WORK REQUEST: Which lines have the string "snowflake"? Copy all of them from the entries below.

TASK MATERIAL:
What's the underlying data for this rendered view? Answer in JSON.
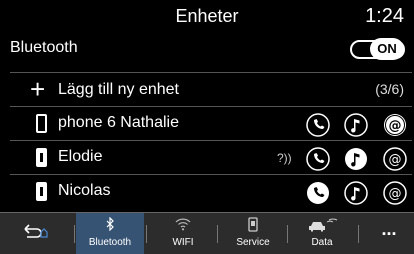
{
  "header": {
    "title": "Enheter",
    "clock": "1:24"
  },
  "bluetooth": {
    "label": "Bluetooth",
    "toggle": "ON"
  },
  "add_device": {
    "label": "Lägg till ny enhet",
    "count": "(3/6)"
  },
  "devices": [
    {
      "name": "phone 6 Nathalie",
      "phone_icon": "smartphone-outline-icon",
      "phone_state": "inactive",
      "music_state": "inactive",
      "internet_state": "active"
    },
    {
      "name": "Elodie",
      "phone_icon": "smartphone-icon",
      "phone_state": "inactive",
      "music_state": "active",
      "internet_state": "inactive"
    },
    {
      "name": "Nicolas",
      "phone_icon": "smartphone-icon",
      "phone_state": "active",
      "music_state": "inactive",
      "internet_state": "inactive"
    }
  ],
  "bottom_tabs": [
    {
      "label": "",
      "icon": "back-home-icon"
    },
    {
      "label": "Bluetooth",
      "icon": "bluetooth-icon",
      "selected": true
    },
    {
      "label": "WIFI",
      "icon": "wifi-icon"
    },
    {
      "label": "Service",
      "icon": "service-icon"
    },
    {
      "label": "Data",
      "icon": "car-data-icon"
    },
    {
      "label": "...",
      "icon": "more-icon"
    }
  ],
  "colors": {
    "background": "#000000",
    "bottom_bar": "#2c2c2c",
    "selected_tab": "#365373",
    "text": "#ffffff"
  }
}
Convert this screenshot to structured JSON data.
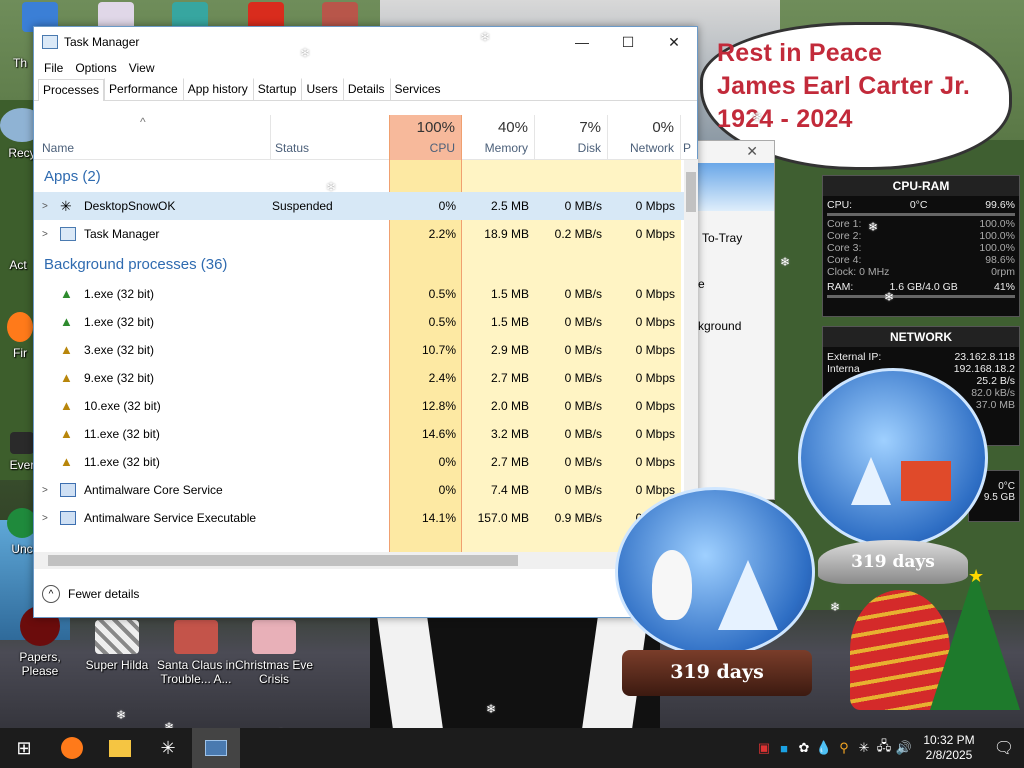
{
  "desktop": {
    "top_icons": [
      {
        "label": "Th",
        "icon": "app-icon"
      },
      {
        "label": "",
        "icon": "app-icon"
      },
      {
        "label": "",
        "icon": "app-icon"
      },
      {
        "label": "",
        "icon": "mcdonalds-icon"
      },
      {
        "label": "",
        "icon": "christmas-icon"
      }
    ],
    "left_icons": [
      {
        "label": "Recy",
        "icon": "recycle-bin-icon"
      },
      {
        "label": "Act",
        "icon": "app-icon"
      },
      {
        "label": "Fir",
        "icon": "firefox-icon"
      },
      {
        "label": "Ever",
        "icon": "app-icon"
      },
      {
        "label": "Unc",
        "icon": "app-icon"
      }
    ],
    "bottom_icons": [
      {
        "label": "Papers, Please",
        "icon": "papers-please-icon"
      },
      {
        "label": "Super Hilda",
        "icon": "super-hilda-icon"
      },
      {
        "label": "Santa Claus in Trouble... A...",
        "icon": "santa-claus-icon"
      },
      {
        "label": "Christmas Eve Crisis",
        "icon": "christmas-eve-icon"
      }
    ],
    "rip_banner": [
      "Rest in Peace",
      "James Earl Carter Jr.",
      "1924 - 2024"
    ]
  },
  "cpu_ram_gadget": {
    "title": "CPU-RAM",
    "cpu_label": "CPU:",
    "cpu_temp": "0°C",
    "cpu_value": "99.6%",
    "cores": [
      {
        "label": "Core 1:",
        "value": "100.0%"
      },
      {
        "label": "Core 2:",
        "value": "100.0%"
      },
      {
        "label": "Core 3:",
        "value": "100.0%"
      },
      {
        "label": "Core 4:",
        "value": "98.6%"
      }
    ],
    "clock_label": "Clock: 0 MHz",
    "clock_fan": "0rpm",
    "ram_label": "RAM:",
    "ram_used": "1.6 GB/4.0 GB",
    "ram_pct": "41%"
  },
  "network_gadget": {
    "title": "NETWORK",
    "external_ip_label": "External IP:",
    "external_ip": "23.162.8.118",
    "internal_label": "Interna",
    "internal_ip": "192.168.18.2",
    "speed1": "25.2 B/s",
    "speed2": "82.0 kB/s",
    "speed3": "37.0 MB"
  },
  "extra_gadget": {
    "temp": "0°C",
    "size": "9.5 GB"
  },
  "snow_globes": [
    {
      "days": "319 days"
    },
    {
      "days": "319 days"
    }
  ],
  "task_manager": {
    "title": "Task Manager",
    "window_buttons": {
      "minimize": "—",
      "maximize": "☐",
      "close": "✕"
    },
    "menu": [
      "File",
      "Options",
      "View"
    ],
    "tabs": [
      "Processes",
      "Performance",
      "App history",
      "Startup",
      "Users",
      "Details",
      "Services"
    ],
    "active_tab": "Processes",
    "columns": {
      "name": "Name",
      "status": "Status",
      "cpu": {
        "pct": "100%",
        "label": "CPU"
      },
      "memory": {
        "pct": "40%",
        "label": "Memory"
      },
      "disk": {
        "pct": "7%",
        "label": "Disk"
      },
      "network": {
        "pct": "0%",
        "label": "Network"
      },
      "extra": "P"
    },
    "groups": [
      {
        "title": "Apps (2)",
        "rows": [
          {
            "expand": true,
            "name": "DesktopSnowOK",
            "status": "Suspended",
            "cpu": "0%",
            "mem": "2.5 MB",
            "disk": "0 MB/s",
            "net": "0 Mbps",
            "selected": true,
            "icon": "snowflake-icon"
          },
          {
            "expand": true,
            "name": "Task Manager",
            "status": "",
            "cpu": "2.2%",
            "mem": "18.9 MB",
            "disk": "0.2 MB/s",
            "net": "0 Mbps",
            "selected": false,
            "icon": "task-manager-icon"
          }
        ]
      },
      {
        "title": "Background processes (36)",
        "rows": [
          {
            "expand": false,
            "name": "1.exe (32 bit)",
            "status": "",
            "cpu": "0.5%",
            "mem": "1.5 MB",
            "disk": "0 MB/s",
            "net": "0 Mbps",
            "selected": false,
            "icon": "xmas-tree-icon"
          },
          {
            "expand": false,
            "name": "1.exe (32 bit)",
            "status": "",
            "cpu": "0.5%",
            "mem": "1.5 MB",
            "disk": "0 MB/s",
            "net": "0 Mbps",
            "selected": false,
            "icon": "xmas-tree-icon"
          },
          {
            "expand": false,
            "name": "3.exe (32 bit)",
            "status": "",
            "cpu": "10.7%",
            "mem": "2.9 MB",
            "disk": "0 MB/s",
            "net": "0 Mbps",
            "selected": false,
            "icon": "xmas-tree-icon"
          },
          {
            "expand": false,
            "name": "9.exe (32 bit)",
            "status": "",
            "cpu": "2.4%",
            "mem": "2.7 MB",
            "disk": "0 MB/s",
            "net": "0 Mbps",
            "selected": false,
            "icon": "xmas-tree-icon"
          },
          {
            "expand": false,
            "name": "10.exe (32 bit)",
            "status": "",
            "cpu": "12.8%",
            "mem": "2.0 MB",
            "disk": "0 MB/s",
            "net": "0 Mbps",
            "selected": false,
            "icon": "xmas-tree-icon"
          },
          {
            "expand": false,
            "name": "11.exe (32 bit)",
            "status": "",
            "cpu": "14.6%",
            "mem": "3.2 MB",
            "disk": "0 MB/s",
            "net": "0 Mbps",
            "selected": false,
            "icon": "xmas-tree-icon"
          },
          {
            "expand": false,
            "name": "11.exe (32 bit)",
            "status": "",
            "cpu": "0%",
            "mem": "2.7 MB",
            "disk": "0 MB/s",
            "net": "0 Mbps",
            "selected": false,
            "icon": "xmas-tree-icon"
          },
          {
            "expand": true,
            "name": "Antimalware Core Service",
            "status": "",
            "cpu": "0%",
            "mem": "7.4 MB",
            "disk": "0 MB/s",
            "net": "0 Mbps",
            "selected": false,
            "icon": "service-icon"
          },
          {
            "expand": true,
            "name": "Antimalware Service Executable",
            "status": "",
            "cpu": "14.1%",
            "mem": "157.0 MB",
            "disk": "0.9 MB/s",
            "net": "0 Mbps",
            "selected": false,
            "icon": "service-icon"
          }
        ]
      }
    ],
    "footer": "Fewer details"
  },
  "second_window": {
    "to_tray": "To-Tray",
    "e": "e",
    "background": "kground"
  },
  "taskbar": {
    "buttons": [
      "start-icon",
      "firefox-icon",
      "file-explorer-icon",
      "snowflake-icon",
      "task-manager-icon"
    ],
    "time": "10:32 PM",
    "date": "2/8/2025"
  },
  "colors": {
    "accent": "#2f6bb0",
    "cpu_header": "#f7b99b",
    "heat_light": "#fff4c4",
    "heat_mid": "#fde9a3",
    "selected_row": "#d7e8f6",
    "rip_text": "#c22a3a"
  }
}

SOLUTION TO THIS TASK:
            "icon": "snowflake-icon"
      "snowflake-icon",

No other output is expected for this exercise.